- Opening Delimiter -
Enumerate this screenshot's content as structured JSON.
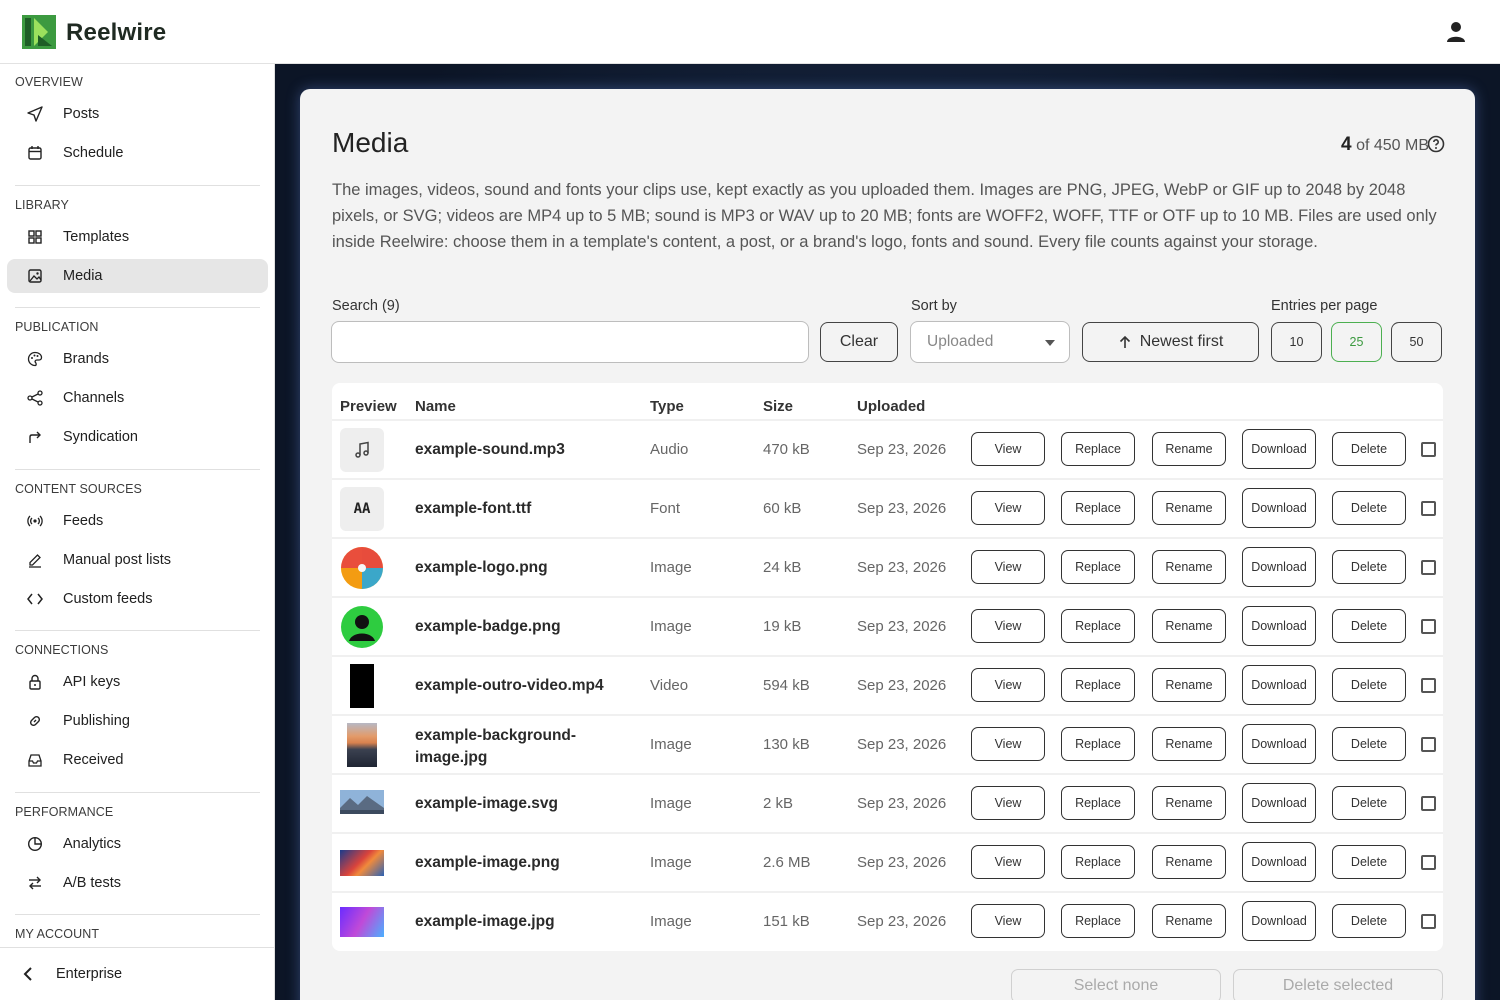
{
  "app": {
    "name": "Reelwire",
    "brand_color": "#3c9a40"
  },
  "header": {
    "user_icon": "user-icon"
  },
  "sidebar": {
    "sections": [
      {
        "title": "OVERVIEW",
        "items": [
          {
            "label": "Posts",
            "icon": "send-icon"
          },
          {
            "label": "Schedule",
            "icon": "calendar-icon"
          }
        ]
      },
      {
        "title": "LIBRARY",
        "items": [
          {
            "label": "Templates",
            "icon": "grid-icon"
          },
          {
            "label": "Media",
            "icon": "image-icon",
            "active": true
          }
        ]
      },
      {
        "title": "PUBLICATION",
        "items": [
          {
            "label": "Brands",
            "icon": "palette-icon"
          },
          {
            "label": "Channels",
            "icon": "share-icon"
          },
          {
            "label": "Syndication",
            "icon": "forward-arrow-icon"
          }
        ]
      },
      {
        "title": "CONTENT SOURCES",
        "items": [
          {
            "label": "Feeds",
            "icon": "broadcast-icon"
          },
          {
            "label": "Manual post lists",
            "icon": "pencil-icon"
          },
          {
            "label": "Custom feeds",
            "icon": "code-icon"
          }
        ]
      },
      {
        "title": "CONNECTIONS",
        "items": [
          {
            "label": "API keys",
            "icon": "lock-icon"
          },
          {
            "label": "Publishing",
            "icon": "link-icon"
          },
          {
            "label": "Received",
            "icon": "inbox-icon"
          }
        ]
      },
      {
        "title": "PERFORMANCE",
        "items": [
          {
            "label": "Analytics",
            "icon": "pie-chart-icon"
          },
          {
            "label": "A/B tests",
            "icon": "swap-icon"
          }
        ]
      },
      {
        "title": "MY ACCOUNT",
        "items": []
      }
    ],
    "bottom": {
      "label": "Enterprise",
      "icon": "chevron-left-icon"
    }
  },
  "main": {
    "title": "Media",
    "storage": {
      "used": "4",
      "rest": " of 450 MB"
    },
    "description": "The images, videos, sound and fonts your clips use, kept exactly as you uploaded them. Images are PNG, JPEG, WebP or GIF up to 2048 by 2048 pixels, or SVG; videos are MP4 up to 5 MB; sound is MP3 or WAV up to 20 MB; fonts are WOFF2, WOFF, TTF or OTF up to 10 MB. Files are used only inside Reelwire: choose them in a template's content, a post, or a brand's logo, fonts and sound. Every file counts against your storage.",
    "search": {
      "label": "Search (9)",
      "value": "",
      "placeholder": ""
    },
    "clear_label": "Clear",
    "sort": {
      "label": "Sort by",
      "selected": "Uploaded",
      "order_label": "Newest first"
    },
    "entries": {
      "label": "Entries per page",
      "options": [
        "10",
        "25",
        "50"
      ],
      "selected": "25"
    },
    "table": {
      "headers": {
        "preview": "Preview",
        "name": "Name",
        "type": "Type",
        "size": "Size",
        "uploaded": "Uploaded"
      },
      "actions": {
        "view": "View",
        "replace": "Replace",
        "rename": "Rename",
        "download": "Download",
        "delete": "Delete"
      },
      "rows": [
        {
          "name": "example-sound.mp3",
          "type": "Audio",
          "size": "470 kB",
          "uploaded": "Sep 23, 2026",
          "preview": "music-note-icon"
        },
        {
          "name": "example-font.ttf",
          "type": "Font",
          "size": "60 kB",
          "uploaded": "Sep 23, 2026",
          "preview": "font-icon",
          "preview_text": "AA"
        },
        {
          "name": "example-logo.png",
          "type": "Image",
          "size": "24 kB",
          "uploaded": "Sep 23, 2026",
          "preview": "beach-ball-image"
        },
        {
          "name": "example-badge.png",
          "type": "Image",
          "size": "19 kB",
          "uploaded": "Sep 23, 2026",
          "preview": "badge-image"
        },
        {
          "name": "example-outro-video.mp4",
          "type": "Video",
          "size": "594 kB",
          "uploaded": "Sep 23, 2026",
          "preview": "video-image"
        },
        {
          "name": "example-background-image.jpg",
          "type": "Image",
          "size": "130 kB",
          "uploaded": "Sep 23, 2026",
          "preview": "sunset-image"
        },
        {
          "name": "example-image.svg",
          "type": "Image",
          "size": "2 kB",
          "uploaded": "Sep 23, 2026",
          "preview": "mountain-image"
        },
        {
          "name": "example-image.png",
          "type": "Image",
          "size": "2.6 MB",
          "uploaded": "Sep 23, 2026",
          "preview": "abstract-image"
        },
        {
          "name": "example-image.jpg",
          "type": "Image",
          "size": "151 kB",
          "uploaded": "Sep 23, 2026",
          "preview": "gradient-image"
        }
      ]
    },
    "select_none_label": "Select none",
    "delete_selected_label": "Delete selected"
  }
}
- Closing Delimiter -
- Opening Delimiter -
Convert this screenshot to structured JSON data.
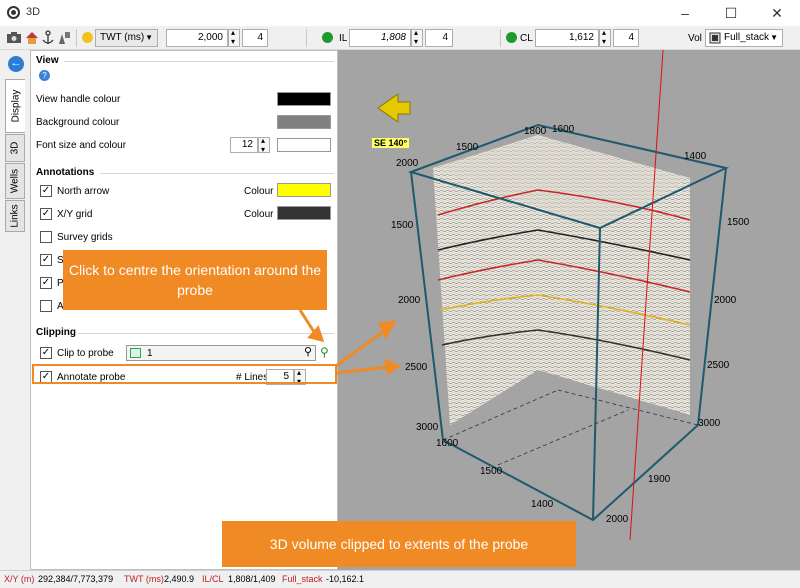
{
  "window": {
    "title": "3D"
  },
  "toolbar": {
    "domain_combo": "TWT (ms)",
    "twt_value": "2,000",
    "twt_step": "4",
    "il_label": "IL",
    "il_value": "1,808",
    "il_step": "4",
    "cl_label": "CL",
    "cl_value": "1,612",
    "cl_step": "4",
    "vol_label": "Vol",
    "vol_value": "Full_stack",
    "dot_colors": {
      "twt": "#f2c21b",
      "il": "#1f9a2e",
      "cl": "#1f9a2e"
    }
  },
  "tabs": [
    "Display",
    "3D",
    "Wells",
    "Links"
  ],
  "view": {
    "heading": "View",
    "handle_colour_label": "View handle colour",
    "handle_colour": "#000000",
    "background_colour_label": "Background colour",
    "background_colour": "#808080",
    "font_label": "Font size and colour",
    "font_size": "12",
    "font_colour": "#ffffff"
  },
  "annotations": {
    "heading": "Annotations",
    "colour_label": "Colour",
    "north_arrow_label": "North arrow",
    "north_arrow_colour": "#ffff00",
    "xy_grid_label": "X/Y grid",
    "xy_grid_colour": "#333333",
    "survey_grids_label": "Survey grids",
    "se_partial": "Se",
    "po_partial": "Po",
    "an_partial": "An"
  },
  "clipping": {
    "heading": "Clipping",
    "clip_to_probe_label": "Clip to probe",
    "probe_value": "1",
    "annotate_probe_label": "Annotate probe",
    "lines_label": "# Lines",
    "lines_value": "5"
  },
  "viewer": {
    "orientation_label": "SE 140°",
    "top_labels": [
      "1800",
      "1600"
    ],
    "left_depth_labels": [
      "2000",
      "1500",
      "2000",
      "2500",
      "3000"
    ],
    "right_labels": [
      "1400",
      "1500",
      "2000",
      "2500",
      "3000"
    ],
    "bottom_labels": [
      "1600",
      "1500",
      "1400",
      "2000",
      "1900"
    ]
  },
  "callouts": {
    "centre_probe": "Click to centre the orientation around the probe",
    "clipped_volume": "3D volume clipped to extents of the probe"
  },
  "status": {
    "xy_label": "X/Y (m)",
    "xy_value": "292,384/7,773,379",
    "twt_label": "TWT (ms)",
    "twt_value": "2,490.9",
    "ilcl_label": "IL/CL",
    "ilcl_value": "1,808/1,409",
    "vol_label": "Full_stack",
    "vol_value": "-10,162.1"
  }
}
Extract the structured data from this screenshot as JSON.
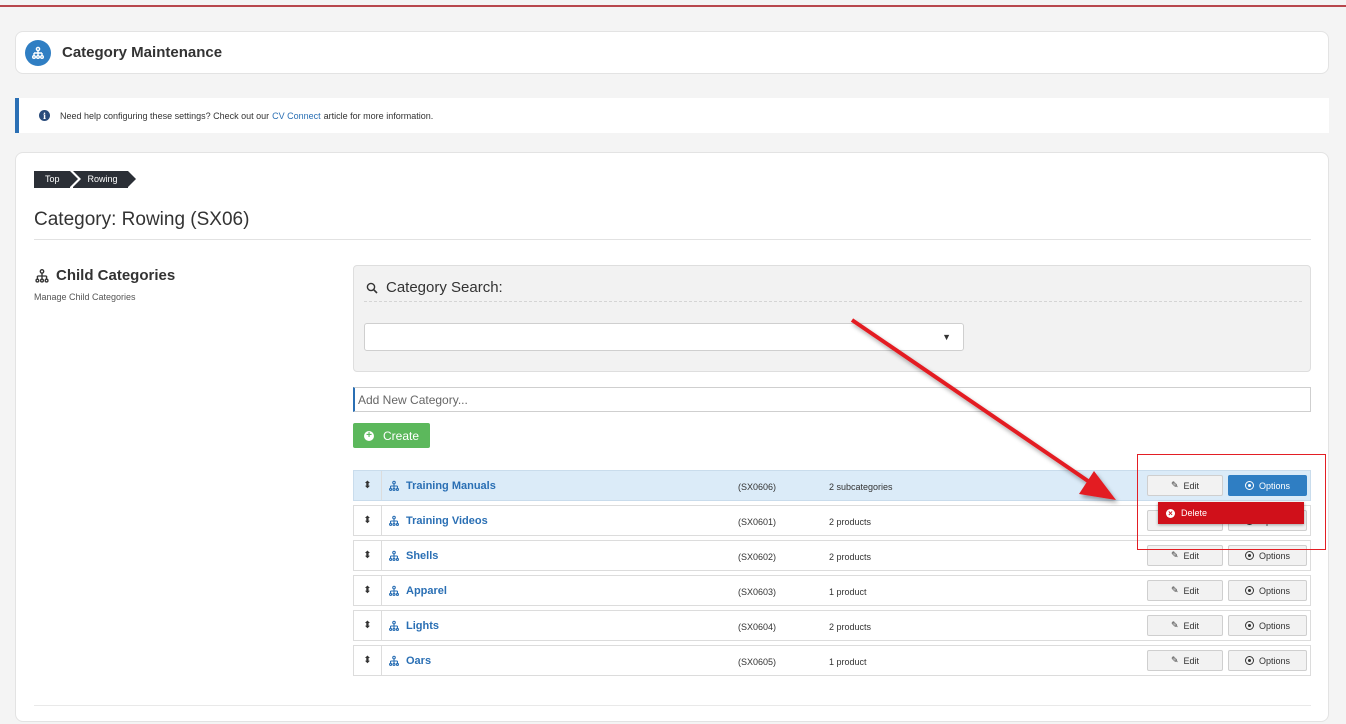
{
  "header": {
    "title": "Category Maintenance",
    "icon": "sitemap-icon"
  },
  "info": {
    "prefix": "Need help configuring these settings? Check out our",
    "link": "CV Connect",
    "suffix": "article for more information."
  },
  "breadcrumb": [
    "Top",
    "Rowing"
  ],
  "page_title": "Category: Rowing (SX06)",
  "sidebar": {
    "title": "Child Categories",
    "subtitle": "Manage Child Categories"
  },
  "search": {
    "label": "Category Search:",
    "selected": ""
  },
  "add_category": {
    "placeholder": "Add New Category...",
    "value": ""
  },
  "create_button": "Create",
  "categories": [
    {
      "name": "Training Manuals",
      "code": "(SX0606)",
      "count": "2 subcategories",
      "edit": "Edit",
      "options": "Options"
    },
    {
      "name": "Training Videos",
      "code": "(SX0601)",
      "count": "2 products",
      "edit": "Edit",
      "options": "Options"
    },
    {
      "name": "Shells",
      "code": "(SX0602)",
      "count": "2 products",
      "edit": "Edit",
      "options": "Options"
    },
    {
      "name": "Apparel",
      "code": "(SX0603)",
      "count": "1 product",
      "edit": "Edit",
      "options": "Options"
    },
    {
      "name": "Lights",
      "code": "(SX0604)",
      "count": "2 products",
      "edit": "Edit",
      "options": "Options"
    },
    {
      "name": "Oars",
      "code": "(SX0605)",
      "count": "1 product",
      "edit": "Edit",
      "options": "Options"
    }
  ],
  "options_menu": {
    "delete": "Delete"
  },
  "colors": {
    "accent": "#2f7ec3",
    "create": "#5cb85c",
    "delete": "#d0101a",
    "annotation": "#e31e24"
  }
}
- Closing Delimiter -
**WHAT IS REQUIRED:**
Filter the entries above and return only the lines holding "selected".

**REPLY:**
      "selected": "Uploaded",
      "selected": "25"
    "delete_selected_label": "Delete selected"
    "selected": ""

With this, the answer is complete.